Product cannibalization is a common topic amongst our retail partners when we discuss assortment expansion via drop-ship and marketplace. There’s a misconception that by surfacing more items online from supplier brand partners it will potentially impact sales of owned inventory in a negative way. In our experience, this is rarely a concern as long as there's thoughtful approach given to adding products and in strategic alignment with drop-ship and marketplace partners. In fact, expanding product assortments or adding new categories generally lifts sales on all products, no matter the channel, due to:
- increased site traffic via more positive search results from surfacing a broader assortment;
- offering more products that shoppers want, which tends to increase cart sizes; and
- providing more resilience against out-of-stock situations by having access to suppliers’ stock (i.e., saving a sale when a shopper may have gone elsewhere due to an out-of-stock).
Below, we take a closer look at how well-executed and strategic marketplace and drop-ship programs can complement — not cannibalize — store assortment.
There's a significant online traffic benefit to broadening your product assortment. Marketplace and drop-ship products tend to sell at a lower velocity than owned SKUs, but they're likely to increase overall traffic and conversion as the shopper can find everything they need in a single cart.
Merchant Strategy Alignment and Item Selection
Retailers have varying approaches to marketplace/drop-ship item approval, and how they structure their store and online merchandising teams. Regardless of the team structure, the retailer’s online merchants should ensure that the assortment expansion strategy is aligned and consistent between store, online, owned and marketplace/drop-ship e-commerce. If this process is working, and online merchants are aligned with store merchant assortment and item selection strategies, drop-ship and marketplace can complement the store assortment.
Site Search and Placement
Retailers will commonly prioritize their owned inventory in search results over drop-ship and marketplace items to ensure key items continue to get premium placement. It’s important to ensure the site search experience keeps up with assortment expansion. On the long-tail side, item attribution and product content quality need to be sufficient enough to ensure open, easily accessible browsing paths to niche parts of the assortment.
Test and Learn Enables Channel Flexibility

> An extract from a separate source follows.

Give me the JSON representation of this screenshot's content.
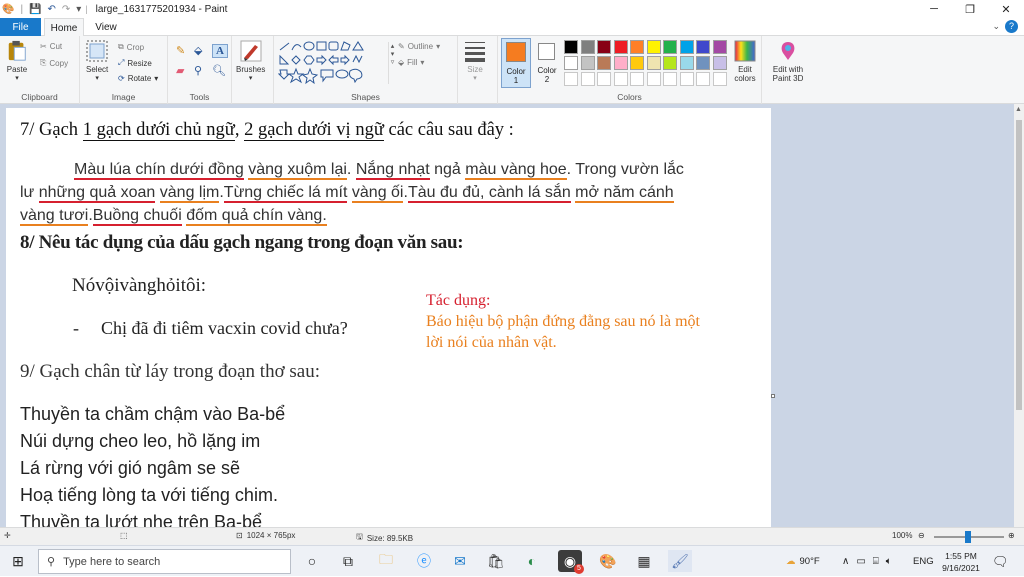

If customers are picking a marketplace/drop-ship item over a stocked item, even with preferential site placement for stocked key items, this helps inform future stocking decisions and can be a valuable lens into consumer preference. If the marketplace/drop-ship program is operating well, items can be promoted into owned inventory fulfillment due to strong performance. Conversely, there could be opportunities to move less productive stocked items to drop-ship or marketplace.
Profitability is Far More of a Challenge Than Cannibalization
Having the right approval and curation process as well as strategy alignment to ensure the marketplace/drop-ship assortment can be profitable given returns, shipping and other operational expenses is critical to success. If the retailer has clear margin objectives for the online assortment, whether the consumer orders an owned product or a drop-ship/marketplace product, it should be a win either way. The focus should be on maximizing profitability while giving customers the best selection and convenience.
Pro tip: Keep in mind that profitability is hard to compare apples-to-apples with store items. There's no inventory investment or risk with drop-ship or marketplace, there's no shrink, and there's no need for markdowns/liquidations with the possible exception of returns. Damage and transportation cost factor more heavily into drop-ship/marketplace economics than store economics.
Customers Expect a Consistent Store and Digital Experience
To create a true omnichannel experience and maximize the benefits of a marketplace/drop-ship program, both store and online experiences need to complement each other. The importance of the online browsing experience is amplified as the assortment expands. Cannibalization or channel conflict is a symptom of poor omnichannel execution, and an outcome that can be avoided with a cohesive store and online strategy.
Consider this myth busted.
Matt Mallouk is vice president, client partnerships at CommerceHub, a provider of cloud-based e-commerce fulfillment and marketing solutions for large retailers, marketplaces, consumer brands and their suppliers.
Matt is a driven ecommerce leader with a high growth track record, and expertise in ecommerce sales, online retail technology, digital merchandising, and strategy.
He was one of the first 250 employees at Wayfair.com, which provided a unique perspective and a solid foundation to his ecommerce operating experience.
He has built and led ecommerce teams various consumer furniture and b2b categories, having managed business units in excess of $300M in annual sales. He has grown successful business relationships with major ecommerce channels such as Amazon, Walmart, Wayfair, The Home Depot, and other leading retailers.
Matt currently has responsibility for large enterprise retail clients in a leadership role at CommercHub, a market-leading ecommerce SaaS Platform.